- _Your instructions_
Exactly how many lines below mention "sized"? Answer with that number alone.

[[ Input records, beginning ]]

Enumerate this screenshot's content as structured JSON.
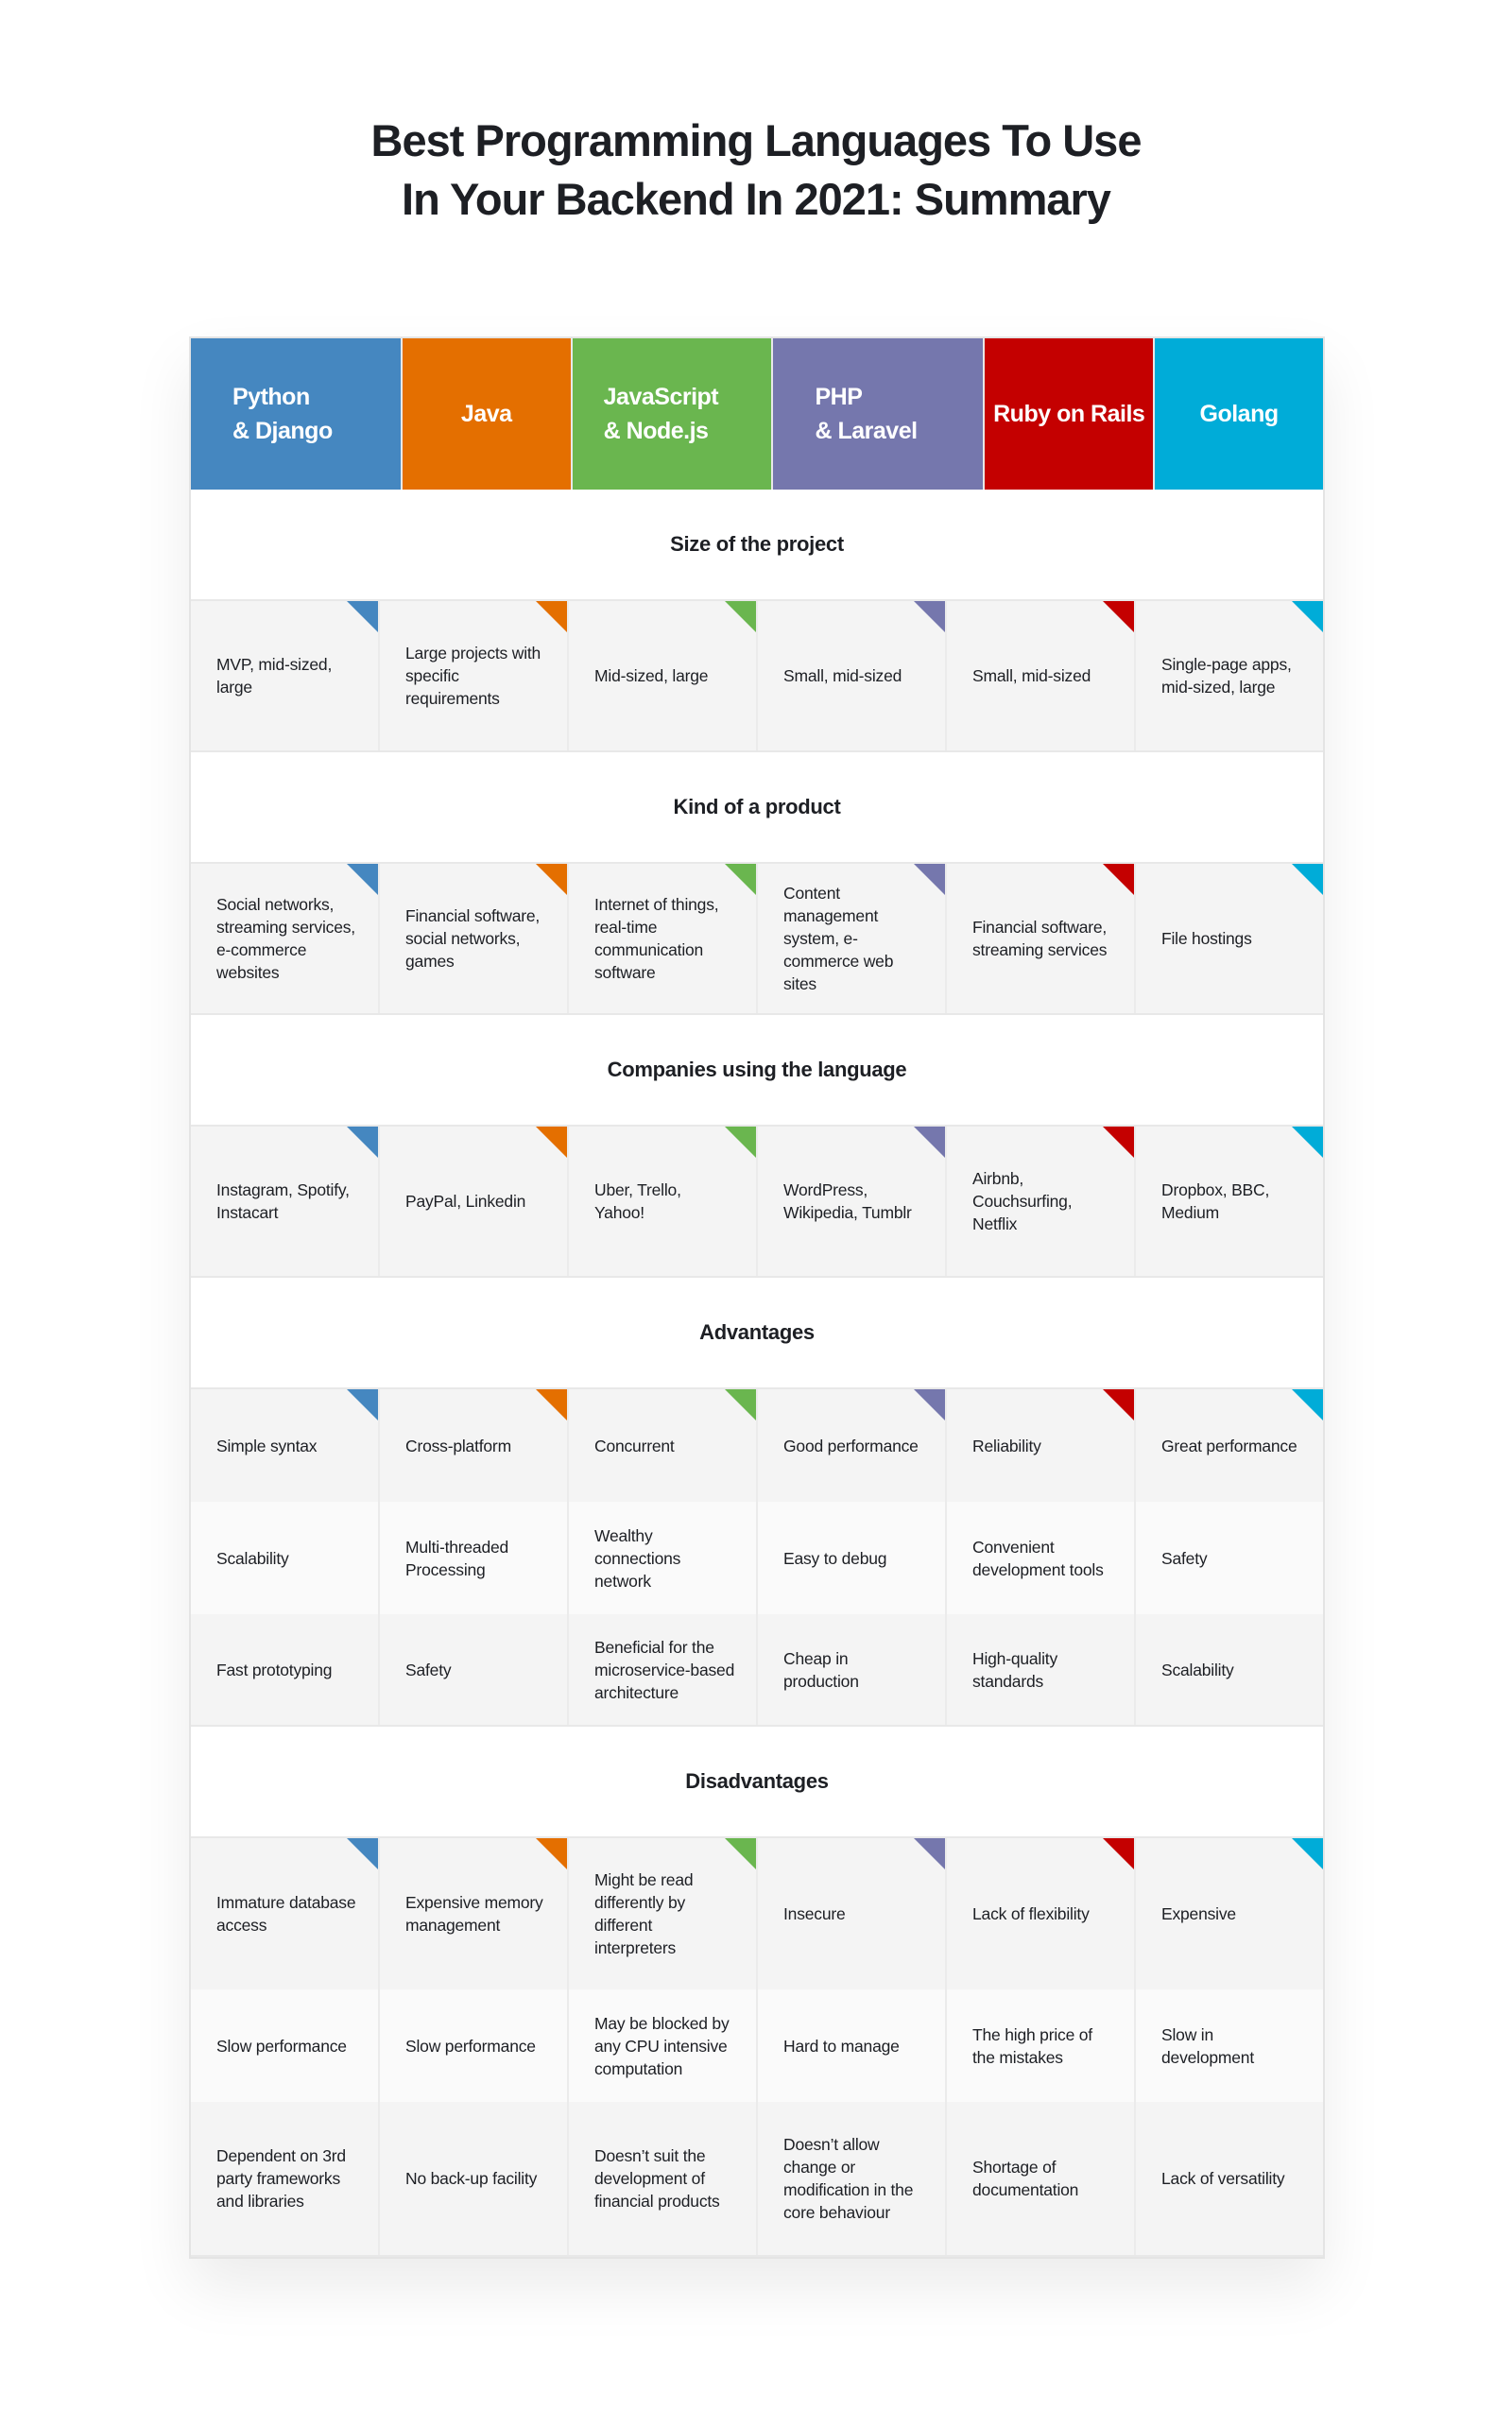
{
  "title": "Best Programming Languages To Use In Your Backend In 2021: Summary",
  "title_lines": [
    "Best Programming Languages To Use",
    "In Your Backend In 2021: Summary"
  ],
  "languages": [
    {
      "name": "Python & Django",
      "lines": [
        "Python",
        "& Django"
      ],
      "color": "#4587c0"
    },
    {
      "name": "Java",
      "lines": [
        "Java"
      ],
      "color": "#e46f00"
    },
    {
      "name": "JavaScript & Node.js",
      "lines": [
        "JavaScript",
        "& Node.js"
      ],
      "color": "#6ab64f"
    },
    {
      "name": "PHP & Laravel",
      "lines": [
        "PHP",
        "& Laravel"
      ],
      "color": "#7577ad"
    },
    {
      "name": "Ruby on Rails",
      "lines": [
        "Ruby on Rails"
      ],
      "color": "#c40000"
    },
    {
      "name": "Golang",
      "lines": [
        "Golang"
      ],
      "color": "#00acd8"
    }
  ],
  "sections": [
    {
      "title": "Size of the project",
      "rows": [
        [
          "MVP, mid-sized, large",
          "Large projects with specific requirements",
          "Mid-sized, large",
          "Small, mid-sized",
          "Small, mid-sized",
          "Single-page apps, mid-sized, large"
        ]
      ]
    },
    {
      "title": "Kind of a product",
      "rows": [
        [
          "Social networks, streaming services, e-commerce websites",
          "Financial software, social networks, games",
          "Internet of things, real-time communication software",
          "Content management system, e-commerce web sites",
          "Financial software, streaming services",
          "File hostings"
        ]
      ]
    },
    {
      "title": "Companies using the language",
      "rows": [
        [
          "Instagram, Spotify, Instacart",
          "PayPal, Linkedin",
          "Uber, Trello, Yahoo!",
          "WordPress, Wikipedia, Tumblr",
          "Airbnb, Couchsurfing, Netflix",
          "Dropbox, BBC, Medium"
        ]
      ]
    },
    {
      "title": "Advantages",
      "rows": [
        [
          "Simple syntax",
          "Cross-platform",
          "Concurrent",
          "Good performance",
          "Reliability",
          "Great performance"
        ],
        [
          "Scalability",
          "Multi-threaded Processing",
          "Wealthy connections network",
          "Easy to debug",
          "Convenient development tools",
          "Safety"
        ],
        [
          "Fast prototyping",
          "Safety",
          "Beneficial for the microservice-based architecture",
          "Cheap in production",
          "High-quality standards",
          "Scalability"
        ]
      ]
    },
    {
      "title": "Disadvantages",
      "rows": [
        [
          "Immature database access",
          "Expensive memory management",
          "Might be read differently by different interpreters",
          "Insecure",
          "Lack of flexibility",
          "Expensive"
        ],
        [
          "Slow performance",
          "Slow performance",
          "May be blocked by any CPU intensive computation",
          "Hard to manage",
          "The high price of the mistakes",
          "Slow in development"
        ],
        [
          "Dependent on 3rd party frameworks and libraries",
          "No back-up facility",
          "Doesn’t suit the development of financial products",
          "Doesn’t allow change or modification in the core behaviour",
          "Shortage of documentation",
          "Lack of versatility"
        ]
      ]
    }
  ]
}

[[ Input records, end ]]

- _Written reply_
5